MegacedU
08-10-2008, 08:06 PM
The former. The bars close soooo early in providence. :(

Dedans Penthouse
08-11-2008, 07:34 AM
I know what you mean; the "early bird" closings in New England were a surprise for me when I first encountered them "hey!..we're just gettin' started!"

I mean, who arrives "unfashionably EARLY" before 11:30 p.m. anyway? A "hello, how are you?" and the next thing ya know, they're flickin' the lights for "last call." What the hell happened to a good, old-fashioned 4:00 a.m. "last call?" :neutral: lol

MegacedU
08-11-2008, 07:45 PM
Oh how I miss the 4 am last calls and then sleeping in my car before work at 7. aww

Wondertoy
09-05-2008, 09:11 AM
For some reason Yale's tennis teams are never competitive against the other Ivys.

OleNole
09-05-2008, 02:00 PM
http://tennisrecruiting.net/conference.asp?id=16

Here's the players who've signed with Ivy League schools over the last 5 years; it looks like recruiting is not the reason Yale has been at or near the bottom.

TennisProdigy
09-05-2008, 02:39 PM
The best and fastest way to improve is to play players of similar level or higher than yours. Drills where you wait in line are junk same with running. If you're not holding a racquet in your hand and hitting the ball you aren't making the most out of your practice.

Pusher
09-08-2008, 02:52 AM
well when you only have 20hrs of official practice/training a week due to NCAA Regulations then a coach is forced to get in as much as possible.
At the D1 level expecially for the men the players already have big games, the coaches responsibility is to build on the existing game teach the players better strategy.

"Official" practice time is the operative word.
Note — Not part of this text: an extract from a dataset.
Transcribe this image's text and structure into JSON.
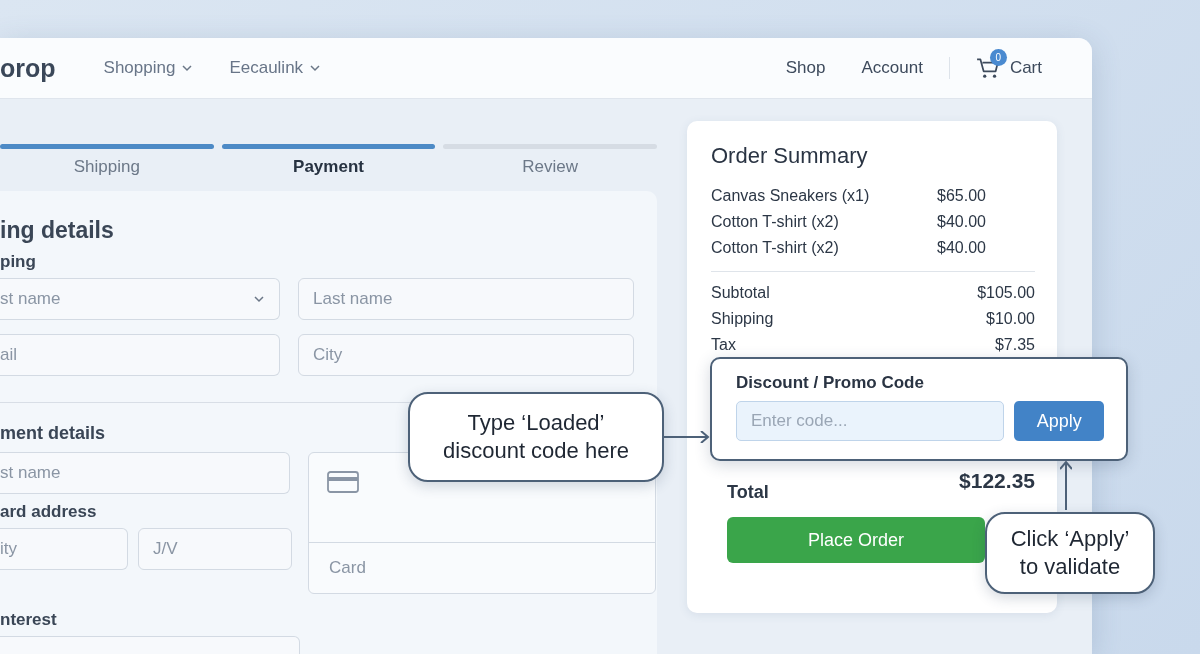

My son is a freshman at a D-1 program and they practice 7 days a week in addition to weight training 5 days a week and running 3 days a week. Some of the practices are "unofficial" where the coach is not in attendance and the practice is run by the team captain. That seems to be the loophole in the NCAA regs.